STR-988: POST-FIRE RESIDUAL STRENGTH OF GLASS FIBRE REINFORCED POLYMER (GFRP) BARS

London

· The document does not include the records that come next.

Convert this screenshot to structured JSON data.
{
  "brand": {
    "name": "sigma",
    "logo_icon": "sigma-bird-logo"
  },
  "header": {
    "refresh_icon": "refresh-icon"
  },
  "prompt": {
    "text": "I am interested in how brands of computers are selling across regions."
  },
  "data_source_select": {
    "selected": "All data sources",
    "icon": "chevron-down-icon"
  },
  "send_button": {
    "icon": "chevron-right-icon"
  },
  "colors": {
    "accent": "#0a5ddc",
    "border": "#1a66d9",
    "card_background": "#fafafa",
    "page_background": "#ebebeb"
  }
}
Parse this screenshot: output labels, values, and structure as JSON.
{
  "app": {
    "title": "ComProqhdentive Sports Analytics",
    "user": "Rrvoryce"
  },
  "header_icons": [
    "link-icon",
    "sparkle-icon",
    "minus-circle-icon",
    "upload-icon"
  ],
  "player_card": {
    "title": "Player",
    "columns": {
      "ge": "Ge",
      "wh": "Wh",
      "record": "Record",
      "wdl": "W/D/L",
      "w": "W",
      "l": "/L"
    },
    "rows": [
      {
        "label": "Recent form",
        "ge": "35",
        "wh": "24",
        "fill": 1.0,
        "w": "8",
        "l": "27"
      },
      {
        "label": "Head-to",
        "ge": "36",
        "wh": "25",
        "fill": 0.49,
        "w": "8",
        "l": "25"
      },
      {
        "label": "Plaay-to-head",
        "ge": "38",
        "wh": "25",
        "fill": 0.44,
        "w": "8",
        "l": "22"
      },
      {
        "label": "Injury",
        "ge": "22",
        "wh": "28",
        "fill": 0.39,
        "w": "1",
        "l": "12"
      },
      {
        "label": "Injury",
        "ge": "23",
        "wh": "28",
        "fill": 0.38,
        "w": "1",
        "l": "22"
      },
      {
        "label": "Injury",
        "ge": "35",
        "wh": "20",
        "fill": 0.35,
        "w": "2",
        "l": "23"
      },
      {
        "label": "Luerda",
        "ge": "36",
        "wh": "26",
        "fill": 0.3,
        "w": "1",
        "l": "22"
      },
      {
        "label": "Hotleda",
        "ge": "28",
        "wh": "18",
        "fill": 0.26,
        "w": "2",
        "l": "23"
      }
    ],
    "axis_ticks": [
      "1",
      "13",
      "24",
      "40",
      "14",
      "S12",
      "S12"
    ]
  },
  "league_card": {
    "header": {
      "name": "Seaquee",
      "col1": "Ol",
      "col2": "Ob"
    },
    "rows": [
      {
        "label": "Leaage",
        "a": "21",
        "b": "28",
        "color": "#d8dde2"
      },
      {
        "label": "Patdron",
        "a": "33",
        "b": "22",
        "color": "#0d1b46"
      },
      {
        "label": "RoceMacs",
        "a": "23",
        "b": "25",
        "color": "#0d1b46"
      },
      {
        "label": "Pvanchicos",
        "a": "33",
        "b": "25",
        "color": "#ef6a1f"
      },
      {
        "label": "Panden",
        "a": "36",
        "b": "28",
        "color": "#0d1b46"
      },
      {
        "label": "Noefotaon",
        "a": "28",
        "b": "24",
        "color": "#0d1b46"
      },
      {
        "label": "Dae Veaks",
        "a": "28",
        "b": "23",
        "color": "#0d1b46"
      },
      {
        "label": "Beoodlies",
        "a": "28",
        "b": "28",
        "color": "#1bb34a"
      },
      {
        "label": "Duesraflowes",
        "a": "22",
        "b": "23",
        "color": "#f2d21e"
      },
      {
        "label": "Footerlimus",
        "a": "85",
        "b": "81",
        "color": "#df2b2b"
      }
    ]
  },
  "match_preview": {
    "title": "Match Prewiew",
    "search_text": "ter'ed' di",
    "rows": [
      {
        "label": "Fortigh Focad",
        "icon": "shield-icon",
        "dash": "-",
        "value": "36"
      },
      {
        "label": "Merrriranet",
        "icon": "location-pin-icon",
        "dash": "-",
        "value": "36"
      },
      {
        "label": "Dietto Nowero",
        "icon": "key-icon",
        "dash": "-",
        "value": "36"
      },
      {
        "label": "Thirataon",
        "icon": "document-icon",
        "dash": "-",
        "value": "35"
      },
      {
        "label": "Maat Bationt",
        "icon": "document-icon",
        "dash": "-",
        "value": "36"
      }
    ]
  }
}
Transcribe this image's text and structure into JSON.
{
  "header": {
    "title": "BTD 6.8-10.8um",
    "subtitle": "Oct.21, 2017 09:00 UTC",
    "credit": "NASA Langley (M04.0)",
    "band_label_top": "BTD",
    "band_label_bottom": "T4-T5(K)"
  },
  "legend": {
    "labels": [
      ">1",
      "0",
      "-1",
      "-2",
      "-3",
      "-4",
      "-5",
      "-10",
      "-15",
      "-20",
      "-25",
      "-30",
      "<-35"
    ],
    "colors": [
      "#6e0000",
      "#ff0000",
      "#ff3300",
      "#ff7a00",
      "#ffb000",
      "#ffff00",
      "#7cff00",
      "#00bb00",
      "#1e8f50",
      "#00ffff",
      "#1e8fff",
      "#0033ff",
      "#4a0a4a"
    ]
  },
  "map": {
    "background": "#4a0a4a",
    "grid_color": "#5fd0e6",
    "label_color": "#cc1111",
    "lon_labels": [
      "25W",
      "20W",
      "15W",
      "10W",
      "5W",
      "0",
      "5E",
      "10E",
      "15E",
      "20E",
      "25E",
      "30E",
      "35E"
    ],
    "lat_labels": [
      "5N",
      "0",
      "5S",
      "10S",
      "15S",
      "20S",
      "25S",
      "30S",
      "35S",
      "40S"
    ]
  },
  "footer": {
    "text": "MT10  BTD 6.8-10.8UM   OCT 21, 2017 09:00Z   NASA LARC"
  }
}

Lack of reliable and adequate information on material characteristics of glass fibre reinforced polymer (GFRP) at elevated temperatures lowers the accuracy of analytical and design models developed to predict the behaviour of GFRP reinforced concrete members. There is an essential need to assess the remaining strength of bridge and building components after exposure to fire to determine if repair or replacement is required. This paper presents experimental results of a series of tensile tests on GFRP reinforcing bars after exposure to elevated temperatures. GFRP specimens with nominal diameter of 16 mm were exposed to different temperatures in an electric furnace. During the heat exposure, the samples were loaded with 25 % of their ultimate tensile strength to simulate the sustained load that a reinforcing bar in a concrete member may carry in a fire incident. After the samples cooled to room temperature, they were loaded to failure. The same type of GFRP bars had been tested earlier by the authors under simultaneous effects of heat and load. At high temperature, the bars had considerable strength loss. However, the results presented in this paper show notable tensile strength recovery when the specimens were cooled before loading to failure. This information is essential for studying the post-fire evaluation of GFRP reinforced concrete members exposed to fires.

http://ir.lib.uwo.ca/csce2016/London/Structural/110